Photo source: PickPik
10. Explore different perspectives
One of the beauties of taking architecture photography – exteriors and interiors – is the multiple angles and perspectives you can take. Each one results in something different. Sometimes you show distortion, other times you focus on equality.
Photo source: The Straits Times
Outside, travel around and above the structure to see how it looks from different angles. You can try ‘keystoning’ which is when you tip your smartphone back to give the building a bit more 3D effect – similar to how a structure seems to get narrower as it the image goes up. Like this, you’re right at the bottom; but you can also take an image from afar to show the majesty of the structure especially against those beside and around it.
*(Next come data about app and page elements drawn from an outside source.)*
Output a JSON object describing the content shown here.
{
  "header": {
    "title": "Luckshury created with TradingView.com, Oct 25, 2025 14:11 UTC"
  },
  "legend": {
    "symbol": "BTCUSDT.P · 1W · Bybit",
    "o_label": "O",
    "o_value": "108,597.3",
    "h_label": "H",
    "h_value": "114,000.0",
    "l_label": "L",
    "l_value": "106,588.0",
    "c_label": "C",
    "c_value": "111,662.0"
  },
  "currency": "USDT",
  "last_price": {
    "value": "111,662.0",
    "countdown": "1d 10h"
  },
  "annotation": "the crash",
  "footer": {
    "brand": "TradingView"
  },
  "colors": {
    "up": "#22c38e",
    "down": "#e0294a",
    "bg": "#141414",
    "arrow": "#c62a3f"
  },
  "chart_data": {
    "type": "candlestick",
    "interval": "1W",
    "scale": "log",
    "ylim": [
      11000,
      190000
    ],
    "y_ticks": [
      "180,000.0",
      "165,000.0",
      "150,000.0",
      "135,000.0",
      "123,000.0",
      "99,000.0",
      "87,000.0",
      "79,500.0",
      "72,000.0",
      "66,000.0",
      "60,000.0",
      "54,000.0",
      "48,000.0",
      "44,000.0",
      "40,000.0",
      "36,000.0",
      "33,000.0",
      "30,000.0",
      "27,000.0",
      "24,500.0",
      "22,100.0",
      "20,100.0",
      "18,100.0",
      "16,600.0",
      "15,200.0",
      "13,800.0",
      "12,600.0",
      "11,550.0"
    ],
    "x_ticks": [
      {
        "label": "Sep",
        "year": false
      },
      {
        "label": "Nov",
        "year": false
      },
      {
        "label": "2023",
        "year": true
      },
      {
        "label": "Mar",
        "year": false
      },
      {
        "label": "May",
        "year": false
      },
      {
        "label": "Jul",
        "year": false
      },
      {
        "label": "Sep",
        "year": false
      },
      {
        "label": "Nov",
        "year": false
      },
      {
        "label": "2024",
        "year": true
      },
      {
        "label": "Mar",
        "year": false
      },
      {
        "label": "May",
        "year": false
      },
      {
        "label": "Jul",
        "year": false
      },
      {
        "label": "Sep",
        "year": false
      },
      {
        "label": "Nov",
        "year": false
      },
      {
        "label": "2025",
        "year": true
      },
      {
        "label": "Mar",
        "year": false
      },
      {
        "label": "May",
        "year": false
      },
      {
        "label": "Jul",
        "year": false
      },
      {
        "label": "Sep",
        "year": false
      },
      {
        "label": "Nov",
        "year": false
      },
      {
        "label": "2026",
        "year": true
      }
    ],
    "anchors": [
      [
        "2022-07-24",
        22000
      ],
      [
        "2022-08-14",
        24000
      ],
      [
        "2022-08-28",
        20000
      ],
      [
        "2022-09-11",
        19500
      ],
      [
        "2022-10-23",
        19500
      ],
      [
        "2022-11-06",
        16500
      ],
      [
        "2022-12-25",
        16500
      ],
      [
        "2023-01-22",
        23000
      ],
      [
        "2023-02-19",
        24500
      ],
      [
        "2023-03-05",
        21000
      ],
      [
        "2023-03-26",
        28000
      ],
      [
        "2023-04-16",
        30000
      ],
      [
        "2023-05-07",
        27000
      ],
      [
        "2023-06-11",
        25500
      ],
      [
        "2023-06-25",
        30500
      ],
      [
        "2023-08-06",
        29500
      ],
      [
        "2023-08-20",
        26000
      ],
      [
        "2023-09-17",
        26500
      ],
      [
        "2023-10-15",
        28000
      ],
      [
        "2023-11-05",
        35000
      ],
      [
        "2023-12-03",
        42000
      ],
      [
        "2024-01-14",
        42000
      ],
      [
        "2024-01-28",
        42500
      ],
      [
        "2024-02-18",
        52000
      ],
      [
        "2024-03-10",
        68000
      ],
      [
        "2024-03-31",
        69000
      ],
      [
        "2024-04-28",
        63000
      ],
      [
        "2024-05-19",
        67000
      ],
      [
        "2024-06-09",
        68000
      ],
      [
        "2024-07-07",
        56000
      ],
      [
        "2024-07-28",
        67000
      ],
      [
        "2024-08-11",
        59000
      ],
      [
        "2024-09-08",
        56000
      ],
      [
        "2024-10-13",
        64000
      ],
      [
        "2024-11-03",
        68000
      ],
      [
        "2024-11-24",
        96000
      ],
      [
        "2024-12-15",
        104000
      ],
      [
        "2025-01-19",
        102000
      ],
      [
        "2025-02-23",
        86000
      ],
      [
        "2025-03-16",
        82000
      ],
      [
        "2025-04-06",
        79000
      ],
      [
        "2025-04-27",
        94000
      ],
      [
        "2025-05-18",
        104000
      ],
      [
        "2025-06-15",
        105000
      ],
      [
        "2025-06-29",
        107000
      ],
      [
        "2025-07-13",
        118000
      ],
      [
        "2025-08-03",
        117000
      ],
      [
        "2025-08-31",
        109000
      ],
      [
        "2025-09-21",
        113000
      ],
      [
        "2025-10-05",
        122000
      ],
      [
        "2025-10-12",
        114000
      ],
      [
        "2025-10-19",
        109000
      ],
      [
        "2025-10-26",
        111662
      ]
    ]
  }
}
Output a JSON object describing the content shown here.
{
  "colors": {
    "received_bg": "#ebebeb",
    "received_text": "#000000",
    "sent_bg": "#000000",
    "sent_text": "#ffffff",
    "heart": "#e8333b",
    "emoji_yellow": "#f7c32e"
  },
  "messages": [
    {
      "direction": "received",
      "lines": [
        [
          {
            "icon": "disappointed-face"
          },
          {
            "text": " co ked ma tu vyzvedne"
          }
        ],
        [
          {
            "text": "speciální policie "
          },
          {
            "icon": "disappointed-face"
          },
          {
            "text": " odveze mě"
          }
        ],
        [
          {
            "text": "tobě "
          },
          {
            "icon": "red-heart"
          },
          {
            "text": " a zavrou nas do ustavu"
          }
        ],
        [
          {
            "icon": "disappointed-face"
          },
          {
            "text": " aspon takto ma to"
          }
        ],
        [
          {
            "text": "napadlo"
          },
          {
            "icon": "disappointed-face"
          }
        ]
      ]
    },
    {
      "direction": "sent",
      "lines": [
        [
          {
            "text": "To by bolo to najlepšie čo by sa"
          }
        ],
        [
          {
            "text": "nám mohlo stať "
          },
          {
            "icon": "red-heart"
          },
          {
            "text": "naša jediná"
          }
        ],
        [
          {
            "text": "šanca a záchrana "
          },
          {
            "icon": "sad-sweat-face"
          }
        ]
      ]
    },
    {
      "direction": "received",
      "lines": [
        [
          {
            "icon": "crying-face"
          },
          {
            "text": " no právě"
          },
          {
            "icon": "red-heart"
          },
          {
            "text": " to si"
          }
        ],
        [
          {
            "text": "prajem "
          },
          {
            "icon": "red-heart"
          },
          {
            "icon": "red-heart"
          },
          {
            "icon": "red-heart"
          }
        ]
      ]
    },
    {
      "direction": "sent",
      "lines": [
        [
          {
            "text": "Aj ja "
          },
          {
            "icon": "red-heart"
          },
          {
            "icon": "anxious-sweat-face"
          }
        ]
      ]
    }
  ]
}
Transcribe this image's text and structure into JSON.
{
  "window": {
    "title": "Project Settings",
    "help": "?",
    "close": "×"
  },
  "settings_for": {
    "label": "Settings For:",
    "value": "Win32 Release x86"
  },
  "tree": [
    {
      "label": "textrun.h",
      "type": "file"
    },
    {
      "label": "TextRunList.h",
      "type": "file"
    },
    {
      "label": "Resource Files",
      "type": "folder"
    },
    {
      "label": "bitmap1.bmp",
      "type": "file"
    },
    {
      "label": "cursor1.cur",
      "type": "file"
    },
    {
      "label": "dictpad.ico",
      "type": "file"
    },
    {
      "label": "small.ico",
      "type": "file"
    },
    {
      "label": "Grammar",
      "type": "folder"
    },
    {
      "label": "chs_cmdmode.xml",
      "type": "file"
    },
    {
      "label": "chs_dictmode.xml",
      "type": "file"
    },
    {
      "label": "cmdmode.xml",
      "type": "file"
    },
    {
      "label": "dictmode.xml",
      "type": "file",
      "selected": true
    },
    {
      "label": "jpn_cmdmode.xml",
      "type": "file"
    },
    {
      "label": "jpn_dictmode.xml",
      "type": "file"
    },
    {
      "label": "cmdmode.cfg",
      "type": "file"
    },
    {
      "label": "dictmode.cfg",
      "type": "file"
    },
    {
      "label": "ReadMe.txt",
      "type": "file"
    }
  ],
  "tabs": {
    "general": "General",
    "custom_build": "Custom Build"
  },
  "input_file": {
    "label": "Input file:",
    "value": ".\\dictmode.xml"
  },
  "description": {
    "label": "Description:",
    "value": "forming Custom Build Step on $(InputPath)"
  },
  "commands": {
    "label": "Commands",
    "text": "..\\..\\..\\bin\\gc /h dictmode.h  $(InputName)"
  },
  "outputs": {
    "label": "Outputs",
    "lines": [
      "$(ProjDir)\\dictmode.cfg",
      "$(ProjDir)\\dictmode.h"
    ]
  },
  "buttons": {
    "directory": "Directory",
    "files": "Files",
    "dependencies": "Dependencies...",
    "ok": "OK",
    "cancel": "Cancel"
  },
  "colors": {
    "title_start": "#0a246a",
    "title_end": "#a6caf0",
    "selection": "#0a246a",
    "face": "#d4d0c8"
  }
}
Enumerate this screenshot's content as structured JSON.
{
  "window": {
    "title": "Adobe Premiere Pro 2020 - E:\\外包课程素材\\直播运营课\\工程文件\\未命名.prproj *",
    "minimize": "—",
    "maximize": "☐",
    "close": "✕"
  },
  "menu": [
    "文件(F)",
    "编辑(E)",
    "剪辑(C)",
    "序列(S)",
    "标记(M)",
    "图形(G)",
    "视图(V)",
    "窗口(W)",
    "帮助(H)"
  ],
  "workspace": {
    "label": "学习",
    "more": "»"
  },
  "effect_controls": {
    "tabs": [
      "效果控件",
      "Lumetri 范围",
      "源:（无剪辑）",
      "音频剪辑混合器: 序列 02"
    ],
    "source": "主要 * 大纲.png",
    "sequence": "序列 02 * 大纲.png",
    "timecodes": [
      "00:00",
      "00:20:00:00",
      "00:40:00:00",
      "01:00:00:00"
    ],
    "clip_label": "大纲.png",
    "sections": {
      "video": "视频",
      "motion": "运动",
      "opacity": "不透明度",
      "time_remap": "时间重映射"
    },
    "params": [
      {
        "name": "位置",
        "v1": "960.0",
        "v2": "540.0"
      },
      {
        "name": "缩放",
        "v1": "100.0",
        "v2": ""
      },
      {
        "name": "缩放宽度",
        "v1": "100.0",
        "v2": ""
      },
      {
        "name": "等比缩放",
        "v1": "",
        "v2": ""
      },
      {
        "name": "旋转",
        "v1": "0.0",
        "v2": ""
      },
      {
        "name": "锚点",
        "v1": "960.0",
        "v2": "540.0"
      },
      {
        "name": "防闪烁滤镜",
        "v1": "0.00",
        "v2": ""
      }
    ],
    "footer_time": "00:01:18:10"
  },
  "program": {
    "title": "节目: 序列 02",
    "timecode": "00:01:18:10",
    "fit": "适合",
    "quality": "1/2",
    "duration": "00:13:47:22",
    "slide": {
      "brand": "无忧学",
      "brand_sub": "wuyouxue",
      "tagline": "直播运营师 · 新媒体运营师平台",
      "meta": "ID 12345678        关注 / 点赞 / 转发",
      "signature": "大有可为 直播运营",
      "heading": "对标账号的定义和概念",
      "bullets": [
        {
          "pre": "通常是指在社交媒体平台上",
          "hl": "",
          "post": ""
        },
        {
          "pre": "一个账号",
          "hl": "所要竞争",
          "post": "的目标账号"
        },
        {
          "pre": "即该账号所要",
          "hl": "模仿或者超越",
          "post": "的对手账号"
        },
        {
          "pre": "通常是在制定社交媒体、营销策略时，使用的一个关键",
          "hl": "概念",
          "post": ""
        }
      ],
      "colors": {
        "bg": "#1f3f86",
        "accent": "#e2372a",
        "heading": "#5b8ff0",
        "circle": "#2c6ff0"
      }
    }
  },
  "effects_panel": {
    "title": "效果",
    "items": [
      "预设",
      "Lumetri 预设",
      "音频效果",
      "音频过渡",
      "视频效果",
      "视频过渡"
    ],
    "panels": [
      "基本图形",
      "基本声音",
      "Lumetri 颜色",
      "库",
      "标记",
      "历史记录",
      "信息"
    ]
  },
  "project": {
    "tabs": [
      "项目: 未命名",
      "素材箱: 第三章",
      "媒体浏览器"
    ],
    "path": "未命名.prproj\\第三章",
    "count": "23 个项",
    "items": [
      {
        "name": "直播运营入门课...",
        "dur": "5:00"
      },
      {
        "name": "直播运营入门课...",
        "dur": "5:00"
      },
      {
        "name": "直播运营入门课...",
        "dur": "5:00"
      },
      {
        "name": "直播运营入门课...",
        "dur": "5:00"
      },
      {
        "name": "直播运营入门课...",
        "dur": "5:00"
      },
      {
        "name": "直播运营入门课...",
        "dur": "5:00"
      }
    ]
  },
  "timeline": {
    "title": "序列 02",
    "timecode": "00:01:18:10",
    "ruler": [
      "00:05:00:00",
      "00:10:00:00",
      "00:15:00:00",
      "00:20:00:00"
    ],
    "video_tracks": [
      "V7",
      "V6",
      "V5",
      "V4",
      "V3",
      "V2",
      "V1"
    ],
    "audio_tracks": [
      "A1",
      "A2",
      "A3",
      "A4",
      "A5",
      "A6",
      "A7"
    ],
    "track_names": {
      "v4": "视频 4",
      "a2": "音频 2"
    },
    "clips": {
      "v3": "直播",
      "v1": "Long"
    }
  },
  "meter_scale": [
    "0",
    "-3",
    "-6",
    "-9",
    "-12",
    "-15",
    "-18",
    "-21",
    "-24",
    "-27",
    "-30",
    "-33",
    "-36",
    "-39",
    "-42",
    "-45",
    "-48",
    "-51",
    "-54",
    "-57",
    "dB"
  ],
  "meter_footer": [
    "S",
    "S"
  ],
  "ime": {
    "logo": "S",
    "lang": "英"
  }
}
Inside, take note of the unique details and where the light touches to choose your focus and which areas to place more emphasis on.
Photo source: Divisare
11. Create abstracts
When you want to show something more, lend a little mystery or give your viewers something to think about when looking at your photo, create an abstract. For architecture photography to be abstract, you have to focus on the elements instead of the whole; otherwise, you’re just showing off the entire structure, no mystery.
Abstract photos capture a part of the structure’s essence without revealing it in its entirety. You give viewers a glimpse and the rest is up to their imagination.
To start, you can try looking for repeating patterns and let that fill the frame. Others who see it can tell that it’s a structure but they won’t know which one, or what it really looks like because you only gave them a peek. Make sure to capture an interesting element or pattern on it to still make your image memorable, not only a mix of strange lines and shapes.
Photo source: South China Morning Post
On the other hand, focus on an imposing design – like a bell tower, large decorative columns and pillars, unique windows or spiral staircases – and place emphasis on those. Disproportionately large or repetitive design elements are easier to create an abstract image of because they can easily fill the screen and become a focal point in the image.
You can also explore other creative touches by using complementing elements that combine well with the architectural element you wish to emphasize on.
Photo source: Forbes
Photo source: World Photography Organization